━━ DATASET CONTENT ━━

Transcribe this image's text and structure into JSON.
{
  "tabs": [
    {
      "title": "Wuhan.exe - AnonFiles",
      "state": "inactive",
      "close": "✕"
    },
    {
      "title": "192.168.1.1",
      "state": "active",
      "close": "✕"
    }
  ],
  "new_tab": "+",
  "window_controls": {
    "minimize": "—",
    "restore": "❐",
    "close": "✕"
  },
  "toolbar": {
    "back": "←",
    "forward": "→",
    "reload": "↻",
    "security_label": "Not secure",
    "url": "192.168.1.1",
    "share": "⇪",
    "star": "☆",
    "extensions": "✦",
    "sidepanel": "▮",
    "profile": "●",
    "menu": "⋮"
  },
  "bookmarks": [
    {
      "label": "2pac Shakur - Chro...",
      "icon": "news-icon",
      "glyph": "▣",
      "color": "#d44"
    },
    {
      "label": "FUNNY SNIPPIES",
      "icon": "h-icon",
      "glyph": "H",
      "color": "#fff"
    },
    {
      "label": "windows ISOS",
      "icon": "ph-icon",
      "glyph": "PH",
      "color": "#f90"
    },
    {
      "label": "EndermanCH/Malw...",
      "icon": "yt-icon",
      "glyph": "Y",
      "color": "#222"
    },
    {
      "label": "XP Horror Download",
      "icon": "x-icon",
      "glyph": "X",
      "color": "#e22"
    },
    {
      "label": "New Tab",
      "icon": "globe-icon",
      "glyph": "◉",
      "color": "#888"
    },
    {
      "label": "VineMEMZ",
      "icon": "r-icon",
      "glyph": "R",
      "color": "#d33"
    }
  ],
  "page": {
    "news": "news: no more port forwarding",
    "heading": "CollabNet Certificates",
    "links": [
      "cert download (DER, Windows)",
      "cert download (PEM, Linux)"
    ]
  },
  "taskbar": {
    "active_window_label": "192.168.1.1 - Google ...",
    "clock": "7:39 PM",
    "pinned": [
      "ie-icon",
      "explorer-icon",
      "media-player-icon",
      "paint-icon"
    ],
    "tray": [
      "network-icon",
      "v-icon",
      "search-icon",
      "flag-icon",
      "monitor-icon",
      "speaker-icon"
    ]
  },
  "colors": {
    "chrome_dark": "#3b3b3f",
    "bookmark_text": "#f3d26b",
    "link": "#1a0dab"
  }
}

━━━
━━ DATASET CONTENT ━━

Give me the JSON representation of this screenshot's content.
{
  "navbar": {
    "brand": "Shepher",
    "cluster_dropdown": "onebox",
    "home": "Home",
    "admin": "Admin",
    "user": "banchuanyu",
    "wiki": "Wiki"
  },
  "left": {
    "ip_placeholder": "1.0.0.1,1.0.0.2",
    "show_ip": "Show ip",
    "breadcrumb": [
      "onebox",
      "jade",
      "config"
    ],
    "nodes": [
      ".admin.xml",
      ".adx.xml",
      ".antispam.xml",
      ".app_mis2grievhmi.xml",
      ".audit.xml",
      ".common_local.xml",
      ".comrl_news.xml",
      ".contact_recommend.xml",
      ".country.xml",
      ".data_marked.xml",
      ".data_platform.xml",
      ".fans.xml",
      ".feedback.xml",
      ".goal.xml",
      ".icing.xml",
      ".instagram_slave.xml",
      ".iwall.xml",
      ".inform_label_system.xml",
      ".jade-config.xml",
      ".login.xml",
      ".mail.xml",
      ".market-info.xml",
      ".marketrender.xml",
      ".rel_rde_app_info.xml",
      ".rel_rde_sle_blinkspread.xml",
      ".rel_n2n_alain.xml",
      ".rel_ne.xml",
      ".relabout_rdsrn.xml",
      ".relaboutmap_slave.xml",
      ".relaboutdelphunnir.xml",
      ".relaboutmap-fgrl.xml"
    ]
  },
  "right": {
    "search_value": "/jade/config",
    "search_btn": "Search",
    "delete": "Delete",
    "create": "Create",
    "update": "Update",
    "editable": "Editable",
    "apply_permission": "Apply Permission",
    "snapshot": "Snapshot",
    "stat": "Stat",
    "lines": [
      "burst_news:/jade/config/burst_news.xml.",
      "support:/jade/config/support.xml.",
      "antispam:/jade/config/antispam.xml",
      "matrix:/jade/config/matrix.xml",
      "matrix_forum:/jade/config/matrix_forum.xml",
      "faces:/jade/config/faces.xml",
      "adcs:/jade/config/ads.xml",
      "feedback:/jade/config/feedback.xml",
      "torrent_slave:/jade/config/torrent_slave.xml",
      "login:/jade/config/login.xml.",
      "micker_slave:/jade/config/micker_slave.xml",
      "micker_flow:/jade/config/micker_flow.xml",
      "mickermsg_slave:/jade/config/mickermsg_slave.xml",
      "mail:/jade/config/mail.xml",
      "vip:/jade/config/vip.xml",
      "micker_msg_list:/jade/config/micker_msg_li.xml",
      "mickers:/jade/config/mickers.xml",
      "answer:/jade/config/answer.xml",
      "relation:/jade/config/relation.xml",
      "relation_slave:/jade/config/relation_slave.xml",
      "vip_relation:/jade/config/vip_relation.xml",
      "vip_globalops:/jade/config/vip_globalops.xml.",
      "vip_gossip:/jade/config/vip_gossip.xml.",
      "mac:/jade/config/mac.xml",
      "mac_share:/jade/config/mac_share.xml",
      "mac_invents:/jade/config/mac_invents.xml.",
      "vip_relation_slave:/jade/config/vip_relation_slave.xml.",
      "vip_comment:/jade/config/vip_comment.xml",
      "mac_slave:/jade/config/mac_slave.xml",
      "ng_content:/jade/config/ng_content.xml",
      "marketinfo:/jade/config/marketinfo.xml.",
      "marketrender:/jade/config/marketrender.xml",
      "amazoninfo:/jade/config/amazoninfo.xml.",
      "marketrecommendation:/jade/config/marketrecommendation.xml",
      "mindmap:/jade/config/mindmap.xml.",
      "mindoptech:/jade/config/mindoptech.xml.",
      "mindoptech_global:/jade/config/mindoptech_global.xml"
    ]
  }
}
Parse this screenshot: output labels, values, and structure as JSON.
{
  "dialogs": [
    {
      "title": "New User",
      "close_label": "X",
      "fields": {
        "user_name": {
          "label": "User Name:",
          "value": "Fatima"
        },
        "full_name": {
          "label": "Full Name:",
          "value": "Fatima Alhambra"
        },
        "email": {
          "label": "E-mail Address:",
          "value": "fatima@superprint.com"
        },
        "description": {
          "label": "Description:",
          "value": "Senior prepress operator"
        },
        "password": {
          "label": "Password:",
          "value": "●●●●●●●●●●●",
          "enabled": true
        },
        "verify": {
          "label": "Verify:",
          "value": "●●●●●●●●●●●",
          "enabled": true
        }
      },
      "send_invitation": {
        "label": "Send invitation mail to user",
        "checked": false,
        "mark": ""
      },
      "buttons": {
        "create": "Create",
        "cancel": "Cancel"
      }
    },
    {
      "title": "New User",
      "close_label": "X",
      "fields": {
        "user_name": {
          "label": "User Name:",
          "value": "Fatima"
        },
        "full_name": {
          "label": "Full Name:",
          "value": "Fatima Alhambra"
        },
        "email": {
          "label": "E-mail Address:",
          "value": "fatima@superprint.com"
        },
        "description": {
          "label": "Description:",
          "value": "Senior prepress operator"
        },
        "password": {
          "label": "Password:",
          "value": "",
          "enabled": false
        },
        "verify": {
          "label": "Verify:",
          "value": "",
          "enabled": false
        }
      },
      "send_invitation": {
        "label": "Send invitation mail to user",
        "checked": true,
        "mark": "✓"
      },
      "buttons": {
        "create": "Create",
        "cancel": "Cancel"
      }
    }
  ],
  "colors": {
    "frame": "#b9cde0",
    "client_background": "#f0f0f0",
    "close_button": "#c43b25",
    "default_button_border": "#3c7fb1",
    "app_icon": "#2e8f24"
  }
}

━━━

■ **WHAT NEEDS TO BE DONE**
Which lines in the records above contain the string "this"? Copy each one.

■ **WORKED SOLUTION**
Transcribe this image's text and structure into JSON.
Give me the JSON representation of this screenshot's content.
Parse this screenshot: output labels, values, and structure as JSON.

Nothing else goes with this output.